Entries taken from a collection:
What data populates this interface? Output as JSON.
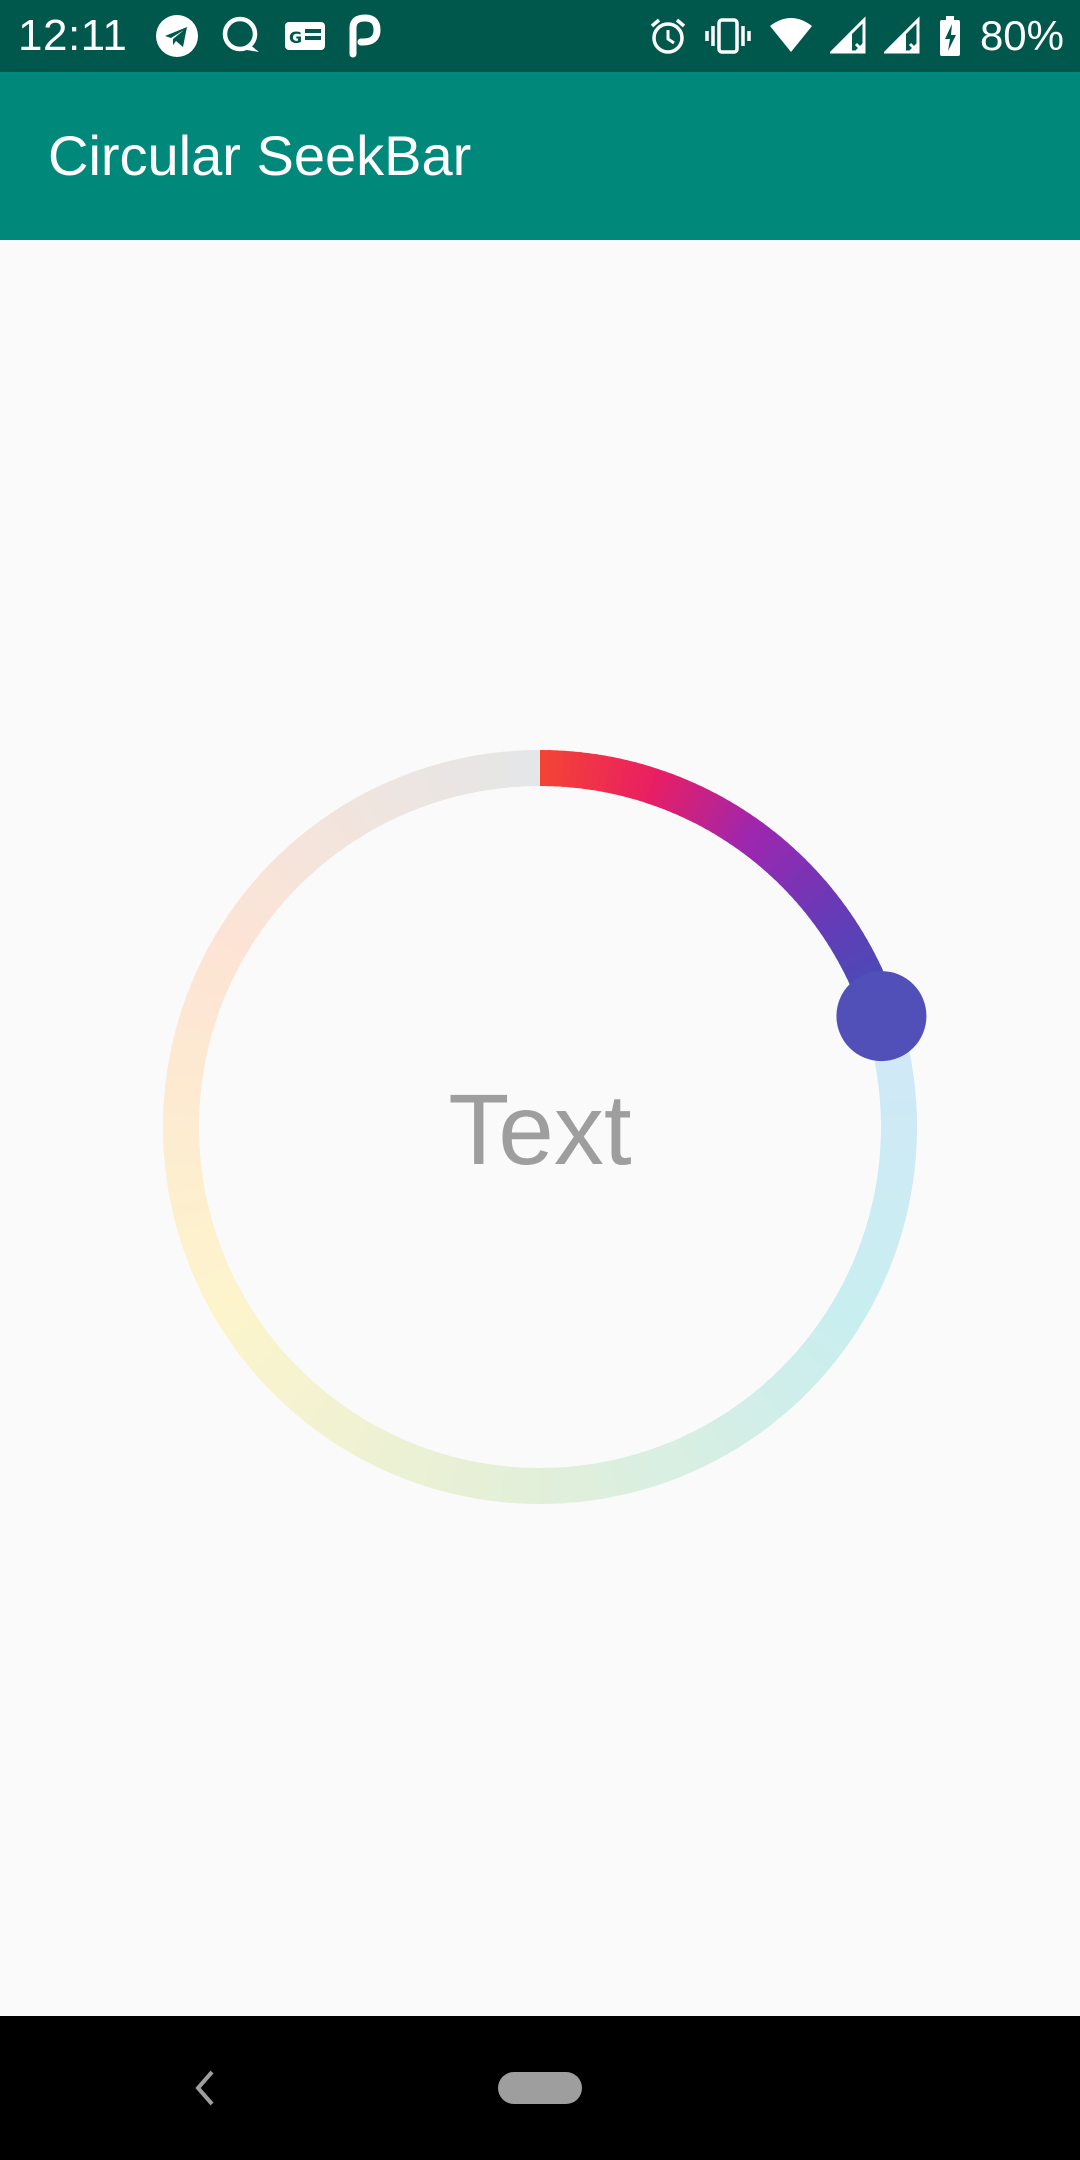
{
  "status_bar": {
    "time": "12:11",
    "battery": "80%",
    "left_icons": [
      "telegram-icon",
      "chat-bubble-icon",
      "news-icon",
      "p-app-icon"
    ],
    "right_icons": [
      "alarm-icon",
      "vibrate-icon",
      "wifi-icon",
      "signal-icon",
      "signal-icon",
      "battery-charging-icon"
    ],
    "color": "#00574b"
  },
  "app_bar": {
    "title": "Circular SeekBar",
    "color": "#00897b"
  },
  "seekbar": {
    "center_text": "Text",
    "progress_fraction": 0.2,
    "progress_gradient": [
      "#f44336",
      "#e91e63",
      "#9c27b0",
      "#673ab7",
      "#3f51b5"
    ],
    "track_gradient": [
      "#e3e6e8",
      "#fde3d5",
      "#fdf4cc",
      "#e2efd9",
      "#c8eef0",
      "#d3e6fa",
      "#d9dee8"
    ],
    "thumb_color": "#5050b8",
    "text_color": "#9e9e9e"
  },
  "nav_bar": {
    "icons": [
      "back-icon",
      "home-pill-icon"
    ]
  }
}
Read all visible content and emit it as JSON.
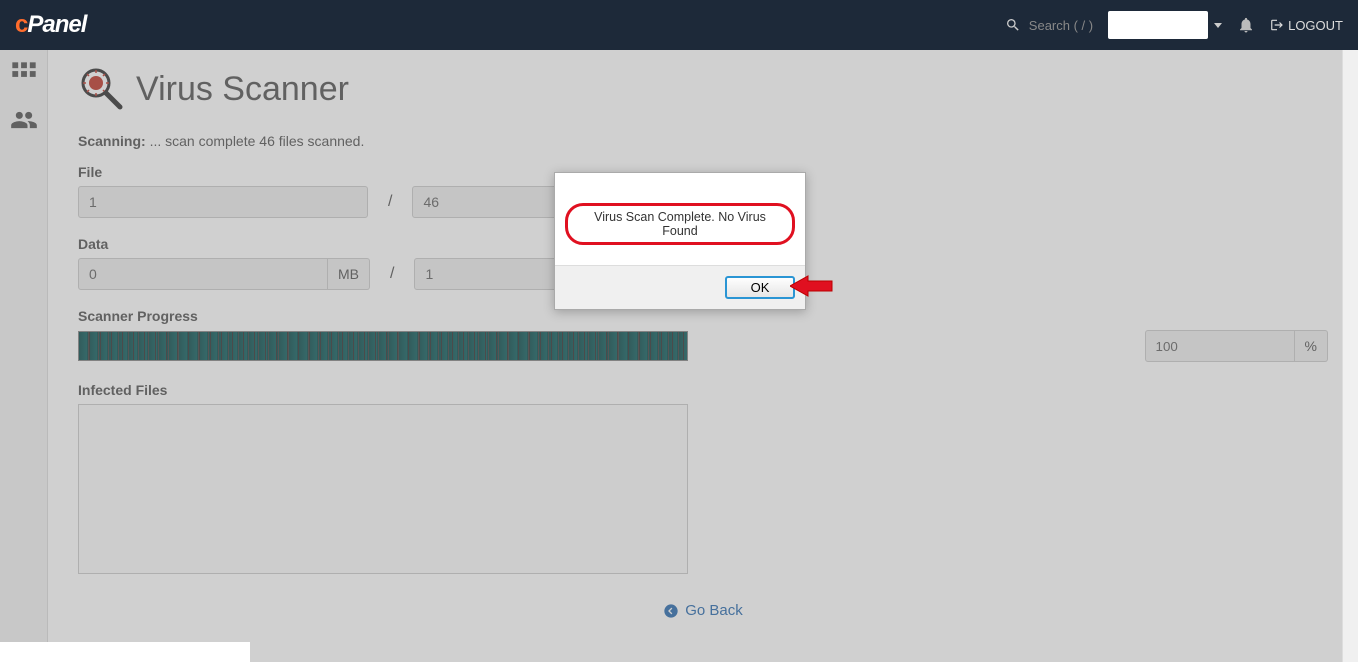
{
  "header": {
    "logo_text": "cPanel",
    "search_placeholder": "Search ( / )",
    "logout_label": "LOGOUT"
  },
  "page": {
    "title": "Virus Scanner",
    "scanning_prefix": "Scanning:",
    "scanning_status": "... scan complete 46 files scanned.",
    "file_label": "File",
    "file_current": "1",
    "file_total": "46",
    "data_label": "Data",
    "data_current": "0",
    "data_unit": "MB",
    "data_total": "1",
    "progress_label": "Scanner Progress",
    "progress_percent": "100",
    "percent_symbol": "%",
    "infected_label": "Infected Files",
    "go_back": "Go Back"
  },
  "modal": {
    "message": "Virus Scan Complete.  No Virus Found",
    "ok": "OK"
  }
}
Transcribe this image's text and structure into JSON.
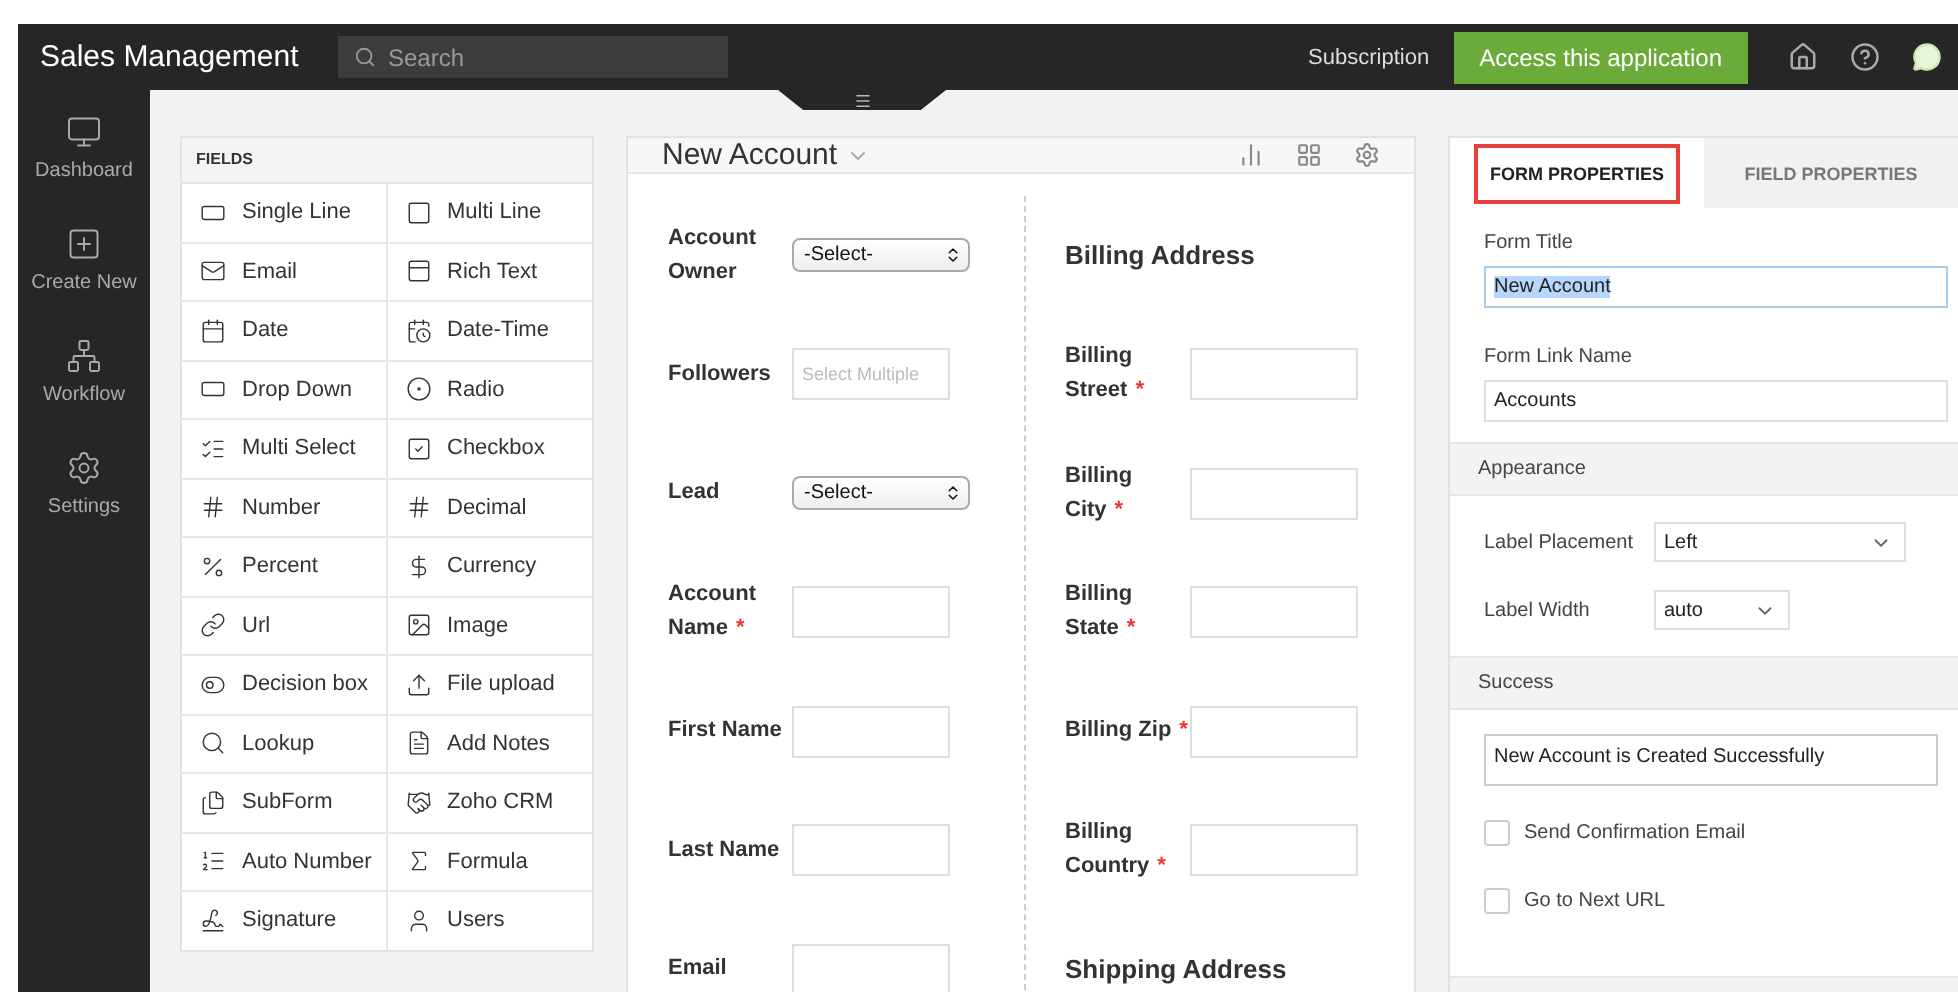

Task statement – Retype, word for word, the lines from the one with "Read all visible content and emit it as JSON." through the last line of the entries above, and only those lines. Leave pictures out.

Result –
Read all visible content and emit it as JSON.
{
  "header": {
    "logo_text": "cPanel",
    "search_placeholder": "Search ( / )",
    "logout_label": "LOGOUT"
  },
  "page": {
    "title": "Virus Scanner",
    "scanning_prefix": "Scanning:",
    "scanning_status": "... scan complete 46 files scanned.",
    "file_label": "File",
    "file_current": "1",
    "file_total": "46",
    "data_label": "Data",
    "data_current": "0",
    "data_unit": "MB",
    "data_total": "1",
    "progress_label": "Scanner Progress",
    "progress_percent": "100",
    "percent_symbol": "%",
    "infected_label": "Infected Files",
    "go_back": "Go Back"
  },
  "modal": {
    "message": "Virus Scan Complete.  No Virus Found",
    "ok": "OK"
  }
}
Transcribe this image's text and structure into JSON.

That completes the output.